## TASK GOAL
What lines in the entries below contain the word "location"? Copy all of them.

## GIVEN DATA
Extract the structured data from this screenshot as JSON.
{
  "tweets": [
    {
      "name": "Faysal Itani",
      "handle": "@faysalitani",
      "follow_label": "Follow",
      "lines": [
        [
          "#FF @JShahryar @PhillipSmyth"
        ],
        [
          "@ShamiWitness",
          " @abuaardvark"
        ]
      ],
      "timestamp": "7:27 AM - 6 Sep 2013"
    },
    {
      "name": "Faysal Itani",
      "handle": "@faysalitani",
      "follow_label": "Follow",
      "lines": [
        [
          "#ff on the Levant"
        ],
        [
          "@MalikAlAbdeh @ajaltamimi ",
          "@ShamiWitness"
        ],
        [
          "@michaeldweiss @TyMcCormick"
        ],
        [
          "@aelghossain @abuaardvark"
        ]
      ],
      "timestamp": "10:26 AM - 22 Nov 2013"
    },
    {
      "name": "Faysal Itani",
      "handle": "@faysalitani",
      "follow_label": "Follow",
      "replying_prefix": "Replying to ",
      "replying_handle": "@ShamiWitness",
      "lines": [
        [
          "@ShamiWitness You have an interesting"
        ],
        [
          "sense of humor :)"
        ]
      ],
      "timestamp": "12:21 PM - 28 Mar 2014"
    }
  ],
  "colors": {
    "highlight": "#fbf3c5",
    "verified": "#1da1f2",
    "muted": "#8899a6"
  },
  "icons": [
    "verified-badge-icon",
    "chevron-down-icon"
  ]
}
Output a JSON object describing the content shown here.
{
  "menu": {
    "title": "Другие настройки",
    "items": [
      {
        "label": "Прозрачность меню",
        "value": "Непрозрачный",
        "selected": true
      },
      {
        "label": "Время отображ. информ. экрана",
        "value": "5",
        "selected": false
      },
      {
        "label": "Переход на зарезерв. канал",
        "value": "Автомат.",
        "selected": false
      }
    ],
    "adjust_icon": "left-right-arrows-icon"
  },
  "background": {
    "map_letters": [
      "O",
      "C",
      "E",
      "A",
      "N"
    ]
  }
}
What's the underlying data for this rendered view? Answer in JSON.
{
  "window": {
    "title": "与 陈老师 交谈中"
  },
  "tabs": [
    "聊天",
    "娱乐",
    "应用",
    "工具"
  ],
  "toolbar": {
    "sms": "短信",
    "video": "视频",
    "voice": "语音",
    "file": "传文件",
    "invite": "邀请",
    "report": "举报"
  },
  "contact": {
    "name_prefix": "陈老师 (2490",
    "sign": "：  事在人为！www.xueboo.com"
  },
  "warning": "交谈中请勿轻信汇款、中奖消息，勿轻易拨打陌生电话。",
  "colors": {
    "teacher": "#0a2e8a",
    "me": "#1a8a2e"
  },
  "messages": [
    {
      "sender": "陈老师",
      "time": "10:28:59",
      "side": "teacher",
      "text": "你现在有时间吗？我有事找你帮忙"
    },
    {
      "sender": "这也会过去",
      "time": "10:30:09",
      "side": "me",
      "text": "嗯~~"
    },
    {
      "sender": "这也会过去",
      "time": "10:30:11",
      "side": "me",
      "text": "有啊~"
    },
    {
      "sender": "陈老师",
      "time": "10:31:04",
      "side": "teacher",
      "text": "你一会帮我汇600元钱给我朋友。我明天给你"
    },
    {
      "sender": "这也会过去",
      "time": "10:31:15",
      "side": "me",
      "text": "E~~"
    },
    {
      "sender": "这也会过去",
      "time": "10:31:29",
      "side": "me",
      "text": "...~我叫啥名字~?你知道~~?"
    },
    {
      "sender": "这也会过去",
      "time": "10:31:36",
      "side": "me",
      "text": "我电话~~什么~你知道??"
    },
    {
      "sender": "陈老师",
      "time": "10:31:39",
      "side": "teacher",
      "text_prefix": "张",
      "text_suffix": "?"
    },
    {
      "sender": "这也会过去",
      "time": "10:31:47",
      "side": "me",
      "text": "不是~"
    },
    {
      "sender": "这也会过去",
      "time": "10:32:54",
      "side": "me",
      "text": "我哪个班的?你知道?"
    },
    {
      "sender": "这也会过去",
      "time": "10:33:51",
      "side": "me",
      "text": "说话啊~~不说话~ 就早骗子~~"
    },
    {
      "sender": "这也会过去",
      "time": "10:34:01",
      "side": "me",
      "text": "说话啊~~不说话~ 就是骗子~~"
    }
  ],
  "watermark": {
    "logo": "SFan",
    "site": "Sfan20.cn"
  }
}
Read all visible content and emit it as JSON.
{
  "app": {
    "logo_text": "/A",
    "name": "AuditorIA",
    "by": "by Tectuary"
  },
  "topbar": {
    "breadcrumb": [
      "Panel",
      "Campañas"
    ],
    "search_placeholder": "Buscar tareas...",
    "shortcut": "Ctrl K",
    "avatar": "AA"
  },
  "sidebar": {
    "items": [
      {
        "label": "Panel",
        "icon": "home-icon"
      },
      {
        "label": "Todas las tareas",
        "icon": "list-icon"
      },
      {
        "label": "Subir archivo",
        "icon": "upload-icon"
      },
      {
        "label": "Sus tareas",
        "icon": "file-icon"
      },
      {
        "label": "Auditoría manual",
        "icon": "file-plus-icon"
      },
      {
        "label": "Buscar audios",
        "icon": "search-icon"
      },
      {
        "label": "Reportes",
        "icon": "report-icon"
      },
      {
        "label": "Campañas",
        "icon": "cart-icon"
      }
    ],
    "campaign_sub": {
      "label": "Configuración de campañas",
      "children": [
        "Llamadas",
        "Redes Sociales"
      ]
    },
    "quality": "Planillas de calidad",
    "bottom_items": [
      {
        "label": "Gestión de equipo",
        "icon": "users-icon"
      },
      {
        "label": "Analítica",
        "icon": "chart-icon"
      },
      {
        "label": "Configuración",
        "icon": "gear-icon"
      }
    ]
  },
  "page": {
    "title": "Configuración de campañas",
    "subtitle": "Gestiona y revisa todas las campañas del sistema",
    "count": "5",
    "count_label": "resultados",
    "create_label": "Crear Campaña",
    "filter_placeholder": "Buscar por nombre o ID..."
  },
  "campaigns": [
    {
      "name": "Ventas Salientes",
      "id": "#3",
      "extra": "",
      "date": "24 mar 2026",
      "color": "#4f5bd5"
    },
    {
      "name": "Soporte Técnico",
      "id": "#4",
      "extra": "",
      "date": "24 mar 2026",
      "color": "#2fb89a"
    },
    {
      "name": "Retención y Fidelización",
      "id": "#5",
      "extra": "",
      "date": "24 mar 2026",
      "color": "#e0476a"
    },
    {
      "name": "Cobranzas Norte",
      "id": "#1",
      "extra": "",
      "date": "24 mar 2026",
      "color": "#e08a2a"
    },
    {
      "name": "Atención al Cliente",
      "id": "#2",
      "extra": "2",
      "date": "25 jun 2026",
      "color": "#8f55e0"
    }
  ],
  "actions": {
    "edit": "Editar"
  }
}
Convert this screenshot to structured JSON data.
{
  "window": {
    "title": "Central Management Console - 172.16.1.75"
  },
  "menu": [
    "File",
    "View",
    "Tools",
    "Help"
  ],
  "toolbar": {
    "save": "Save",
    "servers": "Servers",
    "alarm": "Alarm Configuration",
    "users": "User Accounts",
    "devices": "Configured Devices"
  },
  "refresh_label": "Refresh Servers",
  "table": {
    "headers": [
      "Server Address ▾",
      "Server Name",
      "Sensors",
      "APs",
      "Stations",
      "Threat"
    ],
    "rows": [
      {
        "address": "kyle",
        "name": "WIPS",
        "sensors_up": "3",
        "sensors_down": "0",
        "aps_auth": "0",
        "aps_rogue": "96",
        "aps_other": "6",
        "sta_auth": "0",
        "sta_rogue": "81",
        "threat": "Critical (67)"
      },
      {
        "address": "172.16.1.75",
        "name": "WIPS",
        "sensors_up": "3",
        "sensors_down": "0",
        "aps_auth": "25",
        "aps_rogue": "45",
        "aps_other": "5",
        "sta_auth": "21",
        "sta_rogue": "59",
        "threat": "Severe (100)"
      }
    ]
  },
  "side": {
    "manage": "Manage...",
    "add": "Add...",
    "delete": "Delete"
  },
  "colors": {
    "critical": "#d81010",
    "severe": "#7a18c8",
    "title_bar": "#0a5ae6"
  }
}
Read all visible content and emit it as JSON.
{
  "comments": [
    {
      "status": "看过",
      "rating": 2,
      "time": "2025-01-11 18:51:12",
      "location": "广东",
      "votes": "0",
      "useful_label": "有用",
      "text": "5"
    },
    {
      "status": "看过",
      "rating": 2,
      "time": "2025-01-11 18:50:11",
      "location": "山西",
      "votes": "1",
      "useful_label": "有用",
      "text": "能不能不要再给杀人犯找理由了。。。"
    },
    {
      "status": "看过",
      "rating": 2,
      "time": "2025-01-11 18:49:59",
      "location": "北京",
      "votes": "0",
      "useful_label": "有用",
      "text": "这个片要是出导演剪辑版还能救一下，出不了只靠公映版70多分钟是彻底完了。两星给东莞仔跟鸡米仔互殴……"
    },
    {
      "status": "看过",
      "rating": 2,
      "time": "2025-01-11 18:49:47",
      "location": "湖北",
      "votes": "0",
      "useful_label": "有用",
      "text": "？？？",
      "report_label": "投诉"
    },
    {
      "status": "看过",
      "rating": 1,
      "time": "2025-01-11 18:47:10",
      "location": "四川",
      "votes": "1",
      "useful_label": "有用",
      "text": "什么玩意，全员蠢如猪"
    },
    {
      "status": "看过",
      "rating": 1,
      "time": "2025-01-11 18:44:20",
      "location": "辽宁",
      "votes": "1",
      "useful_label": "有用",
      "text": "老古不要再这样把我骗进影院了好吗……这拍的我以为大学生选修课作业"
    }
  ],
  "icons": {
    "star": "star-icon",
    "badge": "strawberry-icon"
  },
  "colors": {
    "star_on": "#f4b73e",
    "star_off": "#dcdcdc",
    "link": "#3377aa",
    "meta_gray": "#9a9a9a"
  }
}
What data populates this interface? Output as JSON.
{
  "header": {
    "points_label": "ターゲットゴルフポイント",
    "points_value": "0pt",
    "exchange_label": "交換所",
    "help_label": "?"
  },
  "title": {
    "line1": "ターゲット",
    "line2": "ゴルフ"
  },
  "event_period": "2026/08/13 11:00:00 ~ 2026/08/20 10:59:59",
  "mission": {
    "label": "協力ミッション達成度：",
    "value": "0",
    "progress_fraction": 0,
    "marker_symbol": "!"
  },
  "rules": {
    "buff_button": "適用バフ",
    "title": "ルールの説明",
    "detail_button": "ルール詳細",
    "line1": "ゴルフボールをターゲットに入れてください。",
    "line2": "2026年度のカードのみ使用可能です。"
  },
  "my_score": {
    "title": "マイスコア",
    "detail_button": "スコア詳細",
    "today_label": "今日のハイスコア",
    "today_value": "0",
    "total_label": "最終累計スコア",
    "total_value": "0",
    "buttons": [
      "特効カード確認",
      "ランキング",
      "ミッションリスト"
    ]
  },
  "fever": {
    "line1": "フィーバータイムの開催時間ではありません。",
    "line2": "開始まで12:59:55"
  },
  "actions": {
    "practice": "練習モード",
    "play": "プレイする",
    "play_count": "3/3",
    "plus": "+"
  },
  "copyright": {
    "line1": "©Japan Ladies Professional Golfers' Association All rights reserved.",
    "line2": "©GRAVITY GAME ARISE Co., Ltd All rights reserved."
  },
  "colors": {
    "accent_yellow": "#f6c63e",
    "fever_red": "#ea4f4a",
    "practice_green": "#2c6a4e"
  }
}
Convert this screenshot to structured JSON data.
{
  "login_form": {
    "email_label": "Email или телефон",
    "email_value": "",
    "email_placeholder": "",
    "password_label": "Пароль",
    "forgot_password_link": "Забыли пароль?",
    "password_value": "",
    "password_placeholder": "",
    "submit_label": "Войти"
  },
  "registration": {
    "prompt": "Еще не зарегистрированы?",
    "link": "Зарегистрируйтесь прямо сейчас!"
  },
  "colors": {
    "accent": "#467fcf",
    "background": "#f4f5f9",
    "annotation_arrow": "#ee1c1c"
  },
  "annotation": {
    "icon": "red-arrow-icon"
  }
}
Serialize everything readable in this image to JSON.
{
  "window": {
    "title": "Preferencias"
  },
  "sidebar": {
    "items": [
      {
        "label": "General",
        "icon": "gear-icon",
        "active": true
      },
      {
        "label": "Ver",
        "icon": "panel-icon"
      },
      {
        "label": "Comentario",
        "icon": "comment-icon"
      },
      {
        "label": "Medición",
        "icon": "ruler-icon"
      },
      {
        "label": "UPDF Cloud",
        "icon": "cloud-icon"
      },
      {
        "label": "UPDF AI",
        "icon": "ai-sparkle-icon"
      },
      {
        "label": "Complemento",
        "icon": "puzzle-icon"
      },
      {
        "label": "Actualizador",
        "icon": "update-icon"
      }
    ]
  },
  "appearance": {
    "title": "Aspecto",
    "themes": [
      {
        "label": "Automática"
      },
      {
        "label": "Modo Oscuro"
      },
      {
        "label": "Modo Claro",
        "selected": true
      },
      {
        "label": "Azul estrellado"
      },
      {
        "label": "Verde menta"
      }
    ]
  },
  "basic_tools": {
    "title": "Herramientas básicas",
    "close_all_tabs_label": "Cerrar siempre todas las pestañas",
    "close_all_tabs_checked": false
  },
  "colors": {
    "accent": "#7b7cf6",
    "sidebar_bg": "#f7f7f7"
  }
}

## WRITTEN ANSWER
      "location": "广东",
      "location": "山西",
      "location": "北京",
      "location": "湖北",
      "location": "四川",
      "location": "辽宁",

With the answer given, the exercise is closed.